Trust in God’s Word4
Satan shows you the thrill without showing you the bill. For everything that is good, Satan has created a counterfeit. The Bible says that sin is pleasurable “for a season.” (Heb. 11:25). But that pleasure never lasts.
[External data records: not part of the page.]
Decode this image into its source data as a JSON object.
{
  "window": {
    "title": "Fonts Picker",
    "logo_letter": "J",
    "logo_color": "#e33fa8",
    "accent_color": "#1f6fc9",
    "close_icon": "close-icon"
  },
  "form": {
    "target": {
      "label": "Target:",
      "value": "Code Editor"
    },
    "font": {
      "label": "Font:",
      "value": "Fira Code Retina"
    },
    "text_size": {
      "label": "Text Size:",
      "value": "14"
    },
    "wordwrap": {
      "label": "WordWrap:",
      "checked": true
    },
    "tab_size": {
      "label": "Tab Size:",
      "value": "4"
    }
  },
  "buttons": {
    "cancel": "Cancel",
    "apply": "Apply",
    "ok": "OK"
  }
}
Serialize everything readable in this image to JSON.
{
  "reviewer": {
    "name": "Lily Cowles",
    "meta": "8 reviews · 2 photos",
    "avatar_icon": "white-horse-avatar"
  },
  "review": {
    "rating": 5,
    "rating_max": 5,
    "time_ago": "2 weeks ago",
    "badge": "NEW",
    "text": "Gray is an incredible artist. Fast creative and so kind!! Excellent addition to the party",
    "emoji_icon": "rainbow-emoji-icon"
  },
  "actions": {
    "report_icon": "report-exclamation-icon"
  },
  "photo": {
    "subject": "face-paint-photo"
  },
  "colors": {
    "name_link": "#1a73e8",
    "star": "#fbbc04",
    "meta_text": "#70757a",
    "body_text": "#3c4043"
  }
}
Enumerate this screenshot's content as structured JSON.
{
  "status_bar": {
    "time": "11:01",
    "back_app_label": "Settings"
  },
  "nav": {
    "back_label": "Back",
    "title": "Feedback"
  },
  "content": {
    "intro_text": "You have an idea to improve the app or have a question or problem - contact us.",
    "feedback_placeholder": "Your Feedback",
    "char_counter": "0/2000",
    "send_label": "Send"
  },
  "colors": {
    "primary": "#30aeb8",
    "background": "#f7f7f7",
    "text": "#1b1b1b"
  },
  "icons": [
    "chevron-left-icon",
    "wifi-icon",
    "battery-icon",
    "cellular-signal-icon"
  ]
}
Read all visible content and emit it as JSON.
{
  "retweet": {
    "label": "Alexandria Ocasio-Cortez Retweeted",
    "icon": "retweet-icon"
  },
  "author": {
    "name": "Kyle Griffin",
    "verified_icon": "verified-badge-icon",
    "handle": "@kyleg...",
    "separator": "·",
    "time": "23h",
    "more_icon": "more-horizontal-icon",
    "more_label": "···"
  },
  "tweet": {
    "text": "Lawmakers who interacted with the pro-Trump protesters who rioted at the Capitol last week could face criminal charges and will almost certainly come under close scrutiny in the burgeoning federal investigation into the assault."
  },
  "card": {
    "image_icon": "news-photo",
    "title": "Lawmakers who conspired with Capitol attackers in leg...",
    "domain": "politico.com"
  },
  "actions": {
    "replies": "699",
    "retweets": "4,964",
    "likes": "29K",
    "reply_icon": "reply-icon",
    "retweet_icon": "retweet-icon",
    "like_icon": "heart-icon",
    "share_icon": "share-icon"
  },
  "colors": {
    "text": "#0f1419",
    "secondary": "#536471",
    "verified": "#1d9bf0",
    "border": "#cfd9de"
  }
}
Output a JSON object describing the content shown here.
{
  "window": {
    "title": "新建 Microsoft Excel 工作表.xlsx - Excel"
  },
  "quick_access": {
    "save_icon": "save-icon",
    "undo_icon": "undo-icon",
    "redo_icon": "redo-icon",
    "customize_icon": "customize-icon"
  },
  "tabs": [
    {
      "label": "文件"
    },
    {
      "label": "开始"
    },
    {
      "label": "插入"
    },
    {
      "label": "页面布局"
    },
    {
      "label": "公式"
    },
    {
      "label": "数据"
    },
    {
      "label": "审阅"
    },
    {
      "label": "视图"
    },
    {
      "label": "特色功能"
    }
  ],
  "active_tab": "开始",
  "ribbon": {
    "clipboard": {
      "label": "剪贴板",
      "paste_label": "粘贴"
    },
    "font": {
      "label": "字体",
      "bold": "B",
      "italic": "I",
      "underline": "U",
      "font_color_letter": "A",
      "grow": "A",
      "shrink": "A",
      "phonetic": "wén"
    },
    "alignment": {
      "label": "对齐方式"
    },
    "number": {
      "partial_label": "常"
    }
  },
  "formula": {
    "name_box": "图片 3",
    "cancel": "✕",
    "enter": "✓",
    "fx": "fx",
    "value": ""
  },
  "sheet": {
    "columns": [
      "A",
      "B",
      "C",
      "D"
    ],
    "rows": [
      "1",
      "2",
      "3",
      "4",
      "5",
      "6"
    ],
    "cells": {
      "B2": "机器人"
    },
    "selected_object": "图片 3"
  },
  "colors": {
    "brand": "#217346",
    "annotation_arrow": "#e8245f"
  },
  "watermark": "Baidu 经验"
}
If you are sinning in secret, God warns: “be sure your sin will find you out.” (Nu. 32:23(b); Gen. 4:7). Although your salvation is not tied to your obedience, a lifestyle outside the protections of His Commandments can lead to the following 40 progressively severe curses: (1) resistance / opposition (Dt. 28:16); (2) scarcity (Dt. 28:17 ); (3) infertility (Dt. 28:18); (4) failure (Dt. 28:19); (5) rebuke (Dt. 28:20); (6) hardships (Dt. 28:21); (7) illness (Dt. 28:22); (8) drought (Dt. 28:23-24); (9) defeat (Dt. 28:25); (10) fear (Dt. 28:26-27); (11) disease (Dt. 28:28); (12) confusion (Dt. 28:28-29); (13) stolen spouses (Dt. 28:30(a)); (14) stolen property (Dt. 28:30(b)-31, 33(a)); (15) stolen children (Dt. 28:32); (16) oppression (Dt. 28:33(b)); (17) mental illness (Dt. 28:34); (18) sores and lost beauty (Dt. 28:35); (19) idolatry (Dt. 28:36); (20) being vilified (Dt. 28:37); (21) insect plagues (Dt. 28:38-39); (22) a seared conscience (Dt. 28:40); (23) enslaved youth (the second curse against children) (Dt. 28:41); (24) barren lands (Dt. 28:42); (25) indebtedness (Dt. 28:43-44); (26) destruction (Dt. 28:45-6); (27) captivity (Dt. 28:47(a)); (28) suffering (Dt. 28:47(b)); (29) invasion (Dt. 28:49-50); (30) pillaging (Dt. 28:51); (31) being besieged (Dt. 28:52); (32) self-destruction (Dt. 28:53); (33) husbands turning on their wives (Dt. 28:54-55); (34) wives turning on their husbands (Dt. 28:56-57); (35) unending plagues (Dt. 28:58-59(a)); (36) unending diseases (Dt. 28:59(b)-60); (37) other calamities (Dt. 28:61); (38) population collapse (Dt. 28:62-63); (39) exile (Dt. 28:64); and (40) despair (Dt. 28:65-68). When you step outside the protections of the His Commandments, you leave yourself unprotected from the attacks of the enemy and the curses that God may allow to discipline you. Are you living outside of God’s protections?